J Med. Genet.: auth.: group Reymond

J med. genet. 2020 Nov 10;jmedgenet-2020-107015. doi: 10.1136/jmedgenet-2020-107015. Online ahead of print.

Inhibition of G-protein signalling in cardiac dysfunction of intellectual developmental disorder with cardiac arrhythmia (IDDCA) syndrome

Pasquelena De Nittis 1Stephanie Efthymiou 2Alexandre Sarre 3Nicolas Guex 4Jacqueline Chrast 1Audrey Putoux 5Tipu Sultan 6Javeria Raza Alvi 6Zia Ur Rahman 6Faisal Zafar 7Nuzhat Rana 7Fatima Rahman 8Najwa Anwar 8Shazia Maqbool 8Maha S Zaki 9Joseph G Gleeson 10David Murphy 2Hamid Galehdari 11Gholamreza Shariati 12Neda Mazaheri 11Alireza Sedaghat 13SYNAPS Study GroupGaetan Lesca 14Nicolas Chatron 1 14Vincenzo Salpietro 2Marilena Christoforou 2Henry Houlden 2William F Simonds 15Thierry Pedrazzini 16Reza Maroofian 2Alexandre Reymond 17
Collaborators, Affiliations expand


Background: Pathogenic variants of GNB5 encoding the β5 subunit of the guanine nucleotide-binding protein cause IDDCA syndrome, an autosomal recessive neurodevelopmental disorder associated with cognitive disability and cardiac arrhythmia, particularly severe bradycardia.

Methods: We used echocardiography and telemetric ECG recordings to investigate consequences of Gnb5 loss in mouse.

Results: We delineated a key role of Gnb5 in heart sinus conduction and showed that Gnb5-inhibitory signalling is essential for parasympathetic control of heart rate (HR) and maintenance of the sympathovagal balance. Gnb5-/- mice were smaller and had a smaller heart than Gnb5+/+ and Gnb5+/- , but exhibited better cardiac function. Lower autonomic nervous system modulation through diminished parasympathetic control and greater sympathetic regulation resulted in a higher baseline HR in Gnb5-/- mice. In contrast, Gnb5-/- mice exhibited profound bradycardia on treatment with carbachol, while sympathetic modulation of the cardiac stimulation was not altered. Concordantly, transcriptome study pinpointed altered expression of genes involved in cardiac muscle contractility in atria and ventricles of knocked-out mice. Homozygous Gnb5 loss resulted in significantly higher frequencies of sinus arrhythmias. Moreover, we described 13 affected individuals, increasing the IDDCA cohort to 44 patients.

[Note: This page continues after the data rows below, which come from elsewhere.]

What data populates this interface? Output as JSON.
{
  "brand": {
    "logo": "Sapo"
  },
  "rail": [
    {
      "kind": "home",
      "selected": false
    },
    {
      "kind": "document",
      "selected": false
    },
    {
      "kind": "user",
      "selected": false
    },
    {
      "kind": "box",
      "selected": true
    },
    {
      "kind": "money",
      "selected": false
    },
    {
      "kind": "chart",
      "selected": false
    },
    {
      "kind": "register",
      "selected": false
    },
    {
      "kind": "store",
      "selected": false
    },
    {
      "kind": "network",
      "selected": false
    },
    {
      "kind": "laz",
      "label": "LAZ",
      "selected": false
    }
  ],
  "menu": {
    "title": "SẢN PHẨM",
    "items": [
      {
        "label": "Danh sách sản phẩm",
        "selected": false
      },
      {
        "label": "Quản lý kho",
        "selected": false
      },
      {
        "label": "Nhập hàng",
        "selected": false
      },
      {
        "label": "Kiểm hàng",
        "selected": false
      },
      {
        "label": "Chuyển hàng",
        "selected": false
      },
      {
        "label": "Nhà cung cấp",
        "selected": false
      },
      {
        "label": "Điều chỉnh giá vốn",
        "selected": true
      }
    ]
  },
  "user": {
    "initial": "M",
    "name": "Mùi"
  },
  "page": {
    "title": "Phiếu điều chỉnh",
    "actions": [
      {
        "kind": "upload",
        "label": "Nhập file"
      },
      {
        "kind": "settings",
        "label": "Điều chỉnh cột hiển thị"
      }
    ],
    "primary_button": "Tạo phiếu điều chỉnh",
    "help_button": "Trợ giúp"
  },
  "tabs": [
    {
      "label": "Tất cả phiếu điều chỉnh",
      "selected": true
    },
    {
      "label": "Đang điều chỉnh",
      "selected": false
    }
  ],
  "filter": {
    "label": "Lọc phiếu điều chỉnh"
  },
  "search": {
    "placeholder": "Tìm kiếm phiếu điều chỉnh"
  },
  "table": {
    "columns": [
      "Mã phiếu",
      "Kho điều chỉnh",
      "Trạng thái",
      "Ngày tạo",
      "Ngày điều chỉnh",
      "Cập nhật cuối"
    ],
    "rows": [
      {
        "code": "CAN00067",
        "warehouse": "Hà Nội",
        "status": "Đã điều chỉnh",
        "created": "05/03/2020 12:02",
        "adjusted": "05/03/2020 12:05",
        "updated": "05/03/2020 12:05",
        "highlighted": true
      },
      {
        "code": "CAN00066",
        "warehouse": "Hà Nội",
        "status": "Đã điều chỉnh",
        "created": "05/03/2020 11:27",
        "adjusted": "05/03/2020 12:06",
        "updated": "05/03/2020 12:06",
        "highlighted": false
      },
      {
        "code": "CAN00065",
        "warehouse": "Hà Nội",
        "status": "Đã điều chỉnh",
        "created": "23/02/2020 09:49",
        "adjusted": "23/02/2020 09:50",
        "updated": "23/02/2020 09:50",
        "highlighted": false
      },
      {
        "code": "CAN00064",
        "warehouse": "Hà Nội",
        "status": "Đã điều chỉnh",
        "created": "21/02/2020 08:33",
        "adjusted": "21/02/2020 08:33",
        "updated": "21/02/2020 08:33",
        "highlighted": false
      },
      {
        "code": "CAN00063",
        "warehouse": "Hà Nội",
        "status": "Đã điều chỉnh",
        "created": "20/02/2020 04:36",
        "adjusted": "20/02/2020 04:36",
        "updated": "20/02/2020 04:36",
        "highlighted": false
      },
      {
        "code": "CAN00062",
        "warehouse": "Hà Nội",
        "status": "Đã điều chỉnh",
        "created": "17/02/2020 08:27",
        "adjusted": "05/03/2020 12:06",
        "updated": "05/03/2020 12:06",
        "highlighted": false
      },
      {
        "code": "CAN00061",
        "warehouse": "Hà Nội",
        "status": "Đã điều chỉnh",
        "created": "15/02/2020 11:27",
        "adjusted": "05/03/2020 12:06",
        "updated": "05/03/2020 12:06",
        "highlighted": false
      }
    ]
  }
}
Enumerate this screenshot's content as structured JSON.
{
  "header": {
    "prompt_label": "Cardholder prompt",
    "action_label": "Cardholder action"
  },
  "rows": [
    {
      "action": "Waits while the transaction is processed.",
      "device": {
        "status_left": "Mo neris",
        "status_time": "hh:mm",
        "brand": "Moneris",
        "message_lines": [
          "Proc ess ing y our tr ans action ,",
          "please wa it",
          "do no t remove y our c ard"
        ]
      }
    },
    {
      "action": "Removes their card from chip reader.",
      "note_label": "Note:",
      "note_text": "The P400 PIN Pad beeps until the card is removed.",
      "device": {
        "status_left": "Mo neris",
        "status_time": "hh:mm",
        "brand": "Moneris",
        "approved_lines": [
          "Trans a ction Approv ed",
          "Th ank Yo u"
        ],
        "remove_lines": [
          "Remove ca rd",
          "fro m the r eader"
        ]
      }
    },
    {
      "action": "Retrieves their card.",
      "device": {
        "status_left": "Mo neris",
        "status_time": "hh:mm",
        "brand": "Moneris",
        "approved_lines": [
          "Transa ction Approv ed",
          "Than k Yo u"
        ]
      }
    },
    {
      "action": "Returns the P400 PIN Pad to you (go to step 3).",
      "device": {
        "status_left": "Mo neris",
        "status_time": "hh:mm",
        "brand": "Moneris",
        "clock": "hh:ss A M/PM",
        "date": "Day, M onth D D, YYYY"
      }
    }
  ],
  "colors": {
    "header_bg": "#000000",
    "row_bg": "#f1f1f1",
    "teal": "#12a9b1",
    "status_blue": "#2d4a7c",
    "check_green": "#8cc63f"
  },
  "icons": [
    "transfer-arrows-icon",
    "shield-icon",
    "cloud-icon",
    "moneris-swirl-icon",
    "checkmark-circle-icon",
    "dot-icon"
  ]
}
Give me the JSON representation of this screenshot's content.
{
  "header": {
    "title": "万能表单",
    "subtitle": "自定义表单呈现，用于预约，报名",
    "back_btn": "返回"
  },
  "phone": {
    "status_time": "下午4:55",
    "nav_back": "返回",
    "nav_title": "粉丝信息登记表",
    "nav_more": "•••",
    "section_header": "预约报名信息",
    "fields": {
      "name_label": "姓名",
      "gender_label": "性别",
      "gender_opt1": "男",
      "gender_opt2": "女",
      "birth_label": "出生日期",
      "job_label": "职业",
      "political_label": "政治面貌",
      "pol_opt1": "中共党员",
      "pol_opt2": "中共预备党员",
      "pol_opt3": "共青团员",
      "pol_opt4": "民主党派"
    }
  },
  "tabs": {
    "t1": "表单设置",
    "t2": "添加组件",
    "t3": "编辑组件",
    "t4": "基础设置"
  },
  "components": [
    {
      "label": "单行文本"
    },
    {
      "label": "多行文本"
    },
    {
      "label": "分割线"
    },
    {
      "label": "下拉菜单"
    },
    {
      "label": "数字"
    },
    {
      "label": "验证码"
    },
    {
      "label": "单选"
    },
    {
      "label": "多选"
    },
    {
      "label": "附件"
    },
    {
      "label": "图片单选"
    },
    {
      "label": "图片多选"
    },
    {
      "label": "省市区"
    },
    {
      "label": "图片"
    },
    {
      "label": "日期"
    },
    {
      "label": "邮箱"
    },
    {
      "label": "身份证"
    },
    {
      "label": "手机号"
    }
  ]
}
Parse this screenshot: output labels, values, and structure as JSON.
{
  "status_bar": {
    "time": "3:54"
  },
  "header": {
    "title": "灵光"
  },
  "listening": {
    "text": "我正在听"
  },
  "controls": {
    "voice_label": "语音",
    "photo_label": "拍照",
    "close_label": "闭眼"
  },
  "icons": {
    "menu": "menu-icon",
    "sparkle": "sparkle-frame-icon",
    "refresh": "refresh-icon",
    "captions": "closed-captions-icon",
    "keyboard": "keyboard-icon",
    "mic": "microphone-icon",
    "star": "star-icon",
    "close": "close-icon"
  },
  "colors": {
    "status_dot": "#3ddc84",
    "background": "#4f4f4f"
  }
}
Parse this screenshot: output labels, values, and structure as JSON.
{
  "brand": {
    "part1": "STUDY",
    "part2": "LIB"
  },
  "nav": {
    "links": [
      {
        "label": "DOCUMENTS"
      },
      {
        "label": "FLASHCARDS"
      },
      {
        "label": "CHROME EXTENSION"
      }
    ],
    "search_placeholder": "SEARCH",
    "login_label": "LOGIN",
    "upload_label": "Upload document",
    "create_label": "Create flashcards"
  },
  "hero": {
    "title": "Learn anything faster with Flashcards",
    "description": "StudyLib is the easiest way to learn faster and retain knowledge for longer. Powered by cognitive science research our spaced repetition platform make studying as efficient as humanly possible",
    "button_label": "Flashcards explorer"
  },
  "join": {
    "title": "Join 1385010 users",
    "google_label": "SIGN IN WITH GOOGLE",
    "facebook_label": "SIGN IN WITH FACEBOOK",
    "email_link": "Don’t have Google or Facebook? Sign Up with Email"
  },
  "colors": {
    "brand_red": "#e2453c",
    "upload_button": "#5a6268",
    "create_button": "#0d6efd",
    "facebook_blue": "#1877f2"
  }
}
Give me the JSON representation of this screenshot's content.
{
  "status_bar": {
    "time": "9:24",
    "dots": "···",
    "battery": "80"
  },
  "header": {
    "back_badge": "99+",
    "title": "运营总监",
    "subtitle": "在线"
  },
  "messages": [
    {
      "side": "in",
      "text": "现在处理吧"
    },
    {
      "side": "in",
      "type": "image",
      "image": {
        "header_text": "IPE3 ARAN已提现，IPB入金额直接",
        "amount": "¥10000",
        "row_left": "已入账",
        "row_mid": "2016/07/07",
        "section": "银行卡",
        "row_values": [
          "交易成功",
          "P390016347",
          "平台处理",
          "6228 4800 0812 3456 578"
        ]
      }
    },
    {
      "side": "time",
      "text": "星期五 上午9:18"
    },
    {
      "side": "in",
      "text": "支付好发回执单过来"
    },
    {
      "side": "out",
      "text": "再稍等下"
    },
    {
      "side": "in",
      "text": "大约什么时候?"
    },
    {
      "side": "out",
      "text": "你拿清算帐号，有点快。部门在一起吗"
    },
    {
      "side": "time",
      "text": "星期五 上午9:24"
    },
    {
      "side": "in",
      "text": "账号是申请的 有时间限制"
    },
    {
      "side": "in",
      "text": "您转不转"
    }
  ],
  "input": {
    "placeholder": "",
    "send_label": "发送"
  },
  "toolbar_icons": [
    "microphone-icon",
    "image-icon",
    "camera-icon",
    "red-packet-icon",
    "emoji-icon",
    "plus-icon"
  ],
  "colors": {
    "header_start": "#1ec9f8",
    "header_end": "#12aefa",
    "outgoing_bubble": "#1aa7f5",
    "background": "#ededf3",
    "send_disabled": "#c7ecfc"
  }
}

Conclusions: Our data demonstrate that loss of negative regulation of the inhibitory G-protein signalling causes HR perturbations in Gnb5 /- mice, an effect mainly driven by impaired parasympathetic activity. We anticipate that unravelling the mechanism of Gnb5 signalling in the autonomic control of the heart will pave the way for future drug screening.

Keywords: GNB5variants; Gnb5-null mouse models; IDDCA; cardiac conduction anomalies.